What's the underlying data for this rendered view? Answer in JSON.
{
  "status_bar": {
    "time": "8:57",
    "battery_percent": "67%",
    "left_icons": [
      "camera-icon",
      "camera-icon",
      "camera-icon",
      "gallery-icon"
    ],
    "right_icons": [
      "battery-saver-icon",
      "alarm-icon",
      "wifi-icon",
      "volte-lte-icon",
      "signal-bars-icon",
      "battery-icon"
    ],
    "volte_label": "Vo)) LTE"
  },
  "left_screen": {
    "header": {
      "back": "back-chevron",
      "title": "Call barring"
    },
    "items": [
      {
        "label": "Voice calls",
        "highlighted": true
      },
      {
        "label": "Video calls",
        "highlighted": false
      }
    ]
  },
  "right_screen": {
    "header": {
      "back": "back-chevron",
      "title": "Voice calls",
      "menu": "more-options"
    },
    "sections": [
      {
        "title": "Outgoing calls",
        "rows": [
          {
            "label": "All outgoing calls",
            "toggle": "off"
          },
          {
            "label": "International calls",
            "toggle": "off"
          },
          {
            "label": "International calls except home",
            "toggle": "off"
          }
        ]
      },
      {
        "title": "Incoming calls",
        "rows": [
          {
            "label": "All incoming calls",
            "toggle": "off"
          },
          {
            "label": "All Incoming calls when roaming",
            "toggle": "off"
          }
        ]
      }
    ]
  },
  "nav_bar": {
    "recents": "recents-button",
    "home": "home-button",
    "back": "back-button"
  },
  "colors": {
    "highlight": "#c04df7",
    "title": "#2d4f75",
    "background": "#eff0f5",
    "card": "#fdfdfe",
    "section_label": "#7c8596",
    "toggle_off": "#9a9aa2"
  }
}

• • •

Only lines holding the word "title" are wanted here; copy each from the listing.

      "title": "Call barring"
      "title": "Voice calls",
        "title": "Outgoing calls",
        "title": "Incoming calls",
    "title": "#2d4f75",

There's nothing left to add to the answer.